Veteran reader David Sigeti wonders if I'd like to comment on this article, in which former US ambassador to Israel Daniel Kurtzer writes about the illegality of the West Bank settlements. Kurtzer's thesis is that much of the settlement activity is illegal - and has been throughout - even by the standards of Israel's legal system.
It's an interesting read, mostly for the quick and truncated glimpse it gives us behind the scenes of the American-Israeli relationship; on one level, the American ambassador has routine access to top-level Israeli officials to a degree unmatched by most regular Israeli citizens. (There's also an amusing anecdote, when Kurtzer and some Israelis are trying to agree on where the settlements end, and Kurtzer has relevant secret American intelligence data he's not able to share with the Israelis: because it came from satellites? From Palestinian farmers? From American moles in Israel's officialdom? He doesn't say, alas).
The most interesting thing I come away from the article with is how fiendishly complex the matter really is, with almost no ability to reach agreements about the simplest facts of almost any part of the story. What is the legal case? Who owns which land? How does anyone know? When is a legal document "right", if at all, ever? If an attorney states a legal position, how do you decide if it's law, or politics, or both, or neither?

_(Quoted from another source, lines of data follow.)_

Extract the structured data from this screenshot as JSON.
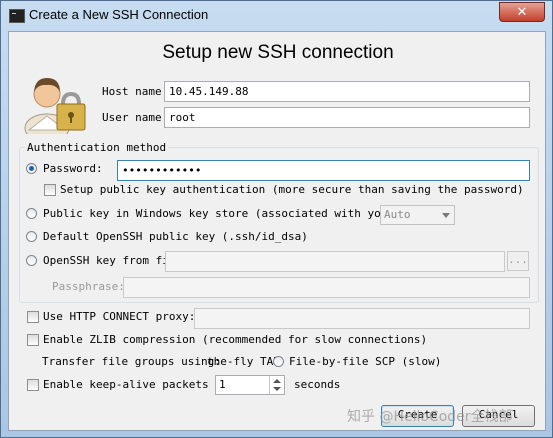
{
  "window": {
    "title": "Create a New SSH Connection",
    "close_glyph": "✕"
  },
  "heading": "Setup new SSH connection",
  "host": {
    "label": "Host name:",
    "value": "10.45.149.88"
  },
  "user": {
    "label": "User name:",
    "value": "root"
  },
  "auth": {
    "legend": "Authentication method",
    "password_label": "Password:",
    "password_value": "••••••••••••",
    "setup_pubkey_label": "Setup public key authentication (more secure than saving the password)",
    "windows_keystore_label": "Public key in Windows key store (associated with your us",
    "keystore_select": "Auto",
    "default_openssh_label": "Default OpenSSH public key (.ssh/id_dsa)",
    "openssh_file_label": "OpenSSH key from file:",
    "browse_label": "...",
    "passphrase_label": "Passphrase:"
  },
  "options": {
    "http_proxy_label": "Use HTTP CONNECT proxy:",
    "zlib_label": "Enable ZLIB compression (recommended for slow connections)",
    "transfer_label": "Transfer file groups using:",
    "transfer_fly": "the-fly TAR",
    "transfer_scp": "File-by-file SCP (slow)",
    "keepalive_label": "Enable keep-alive packets eve",
    "keepalive_value": "1",
    "seconds_label": "seconds"
  },
  "buttons": {
    "create": "Create",
    "cancel": "Cancel"
  },
  "watermark": "知乎 @HelloCoder全栈部"
}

For a number of years I've been idly telling myself that once Israel leaves the West Bank, I'd like to write a book about the settlement project and Israeli society. The book can't be a book of history until after the story is over, of course, which is one reason I never started working on it; Kurtzer's article indicates that long before writing about the project and Israeli society, it will first be necessary to figure out what the project was. The simple facts. Because something like 90% of what people think they know to be facts, are actually little more than ideologically-driven hearsay.

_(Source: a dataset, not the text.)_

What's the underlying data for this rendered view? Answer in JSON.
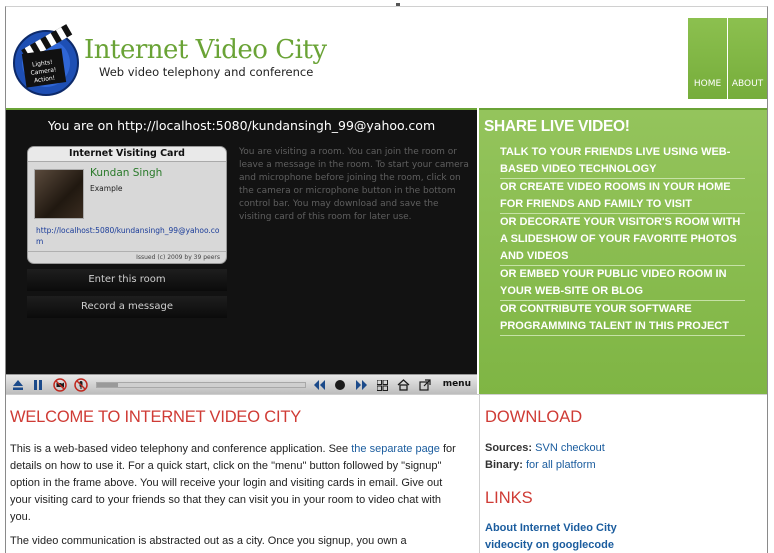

Take the fundamental question: who owns the land. I don't know the answer, which in any case would differ according to whichever plot of it you're standing on. I do know, however, that contrary to everything the media ever tells you, most of the West Bank is barren hill-sides or dessert, and has been forever. It's not fertile farmland, not olive groves nor vineyards, and certainly not towns and villages. Thorny hillsides, dry and dusty ravines. Before you determine who owns pieces of it, you're going to have to figure out how they may have come to claim that ownership.

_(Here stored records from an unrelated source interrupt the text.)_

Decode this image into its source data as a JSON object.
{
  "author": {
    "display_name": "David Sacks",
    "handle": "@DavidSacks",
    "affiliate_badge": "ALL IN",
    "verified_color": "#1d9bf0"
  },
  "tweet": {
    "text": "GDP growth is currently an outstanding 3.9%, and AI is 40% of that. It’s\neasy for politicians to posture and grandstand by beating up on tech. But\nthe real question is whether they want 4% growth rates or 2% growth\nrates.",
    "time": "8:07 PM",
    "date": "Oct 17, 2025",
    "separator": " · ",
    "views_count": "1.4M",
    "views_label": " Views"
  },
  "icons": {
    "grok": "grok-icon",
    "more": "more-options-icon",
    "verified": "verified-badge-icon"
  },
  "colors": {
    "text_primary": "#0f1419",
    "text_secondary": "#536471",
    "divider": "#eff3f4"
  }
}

Back to Kurtzer's thesis, however: I expect he's roughly right. Much of the settlement project happened in murky gray zones on the edge of legality, some of it on the outside parts of it. This is not the reason the settlements need eventually to be disbanded, most of them: that's a matter of politics. As regular readers will recognize, I'm of the opinion that in matters of international relations politics, power relations and national interests generally trump legality. When they don't, it's often because the power brokers managed to have the law written to fit their purposes. Sorry if that makes me sound like a cynic.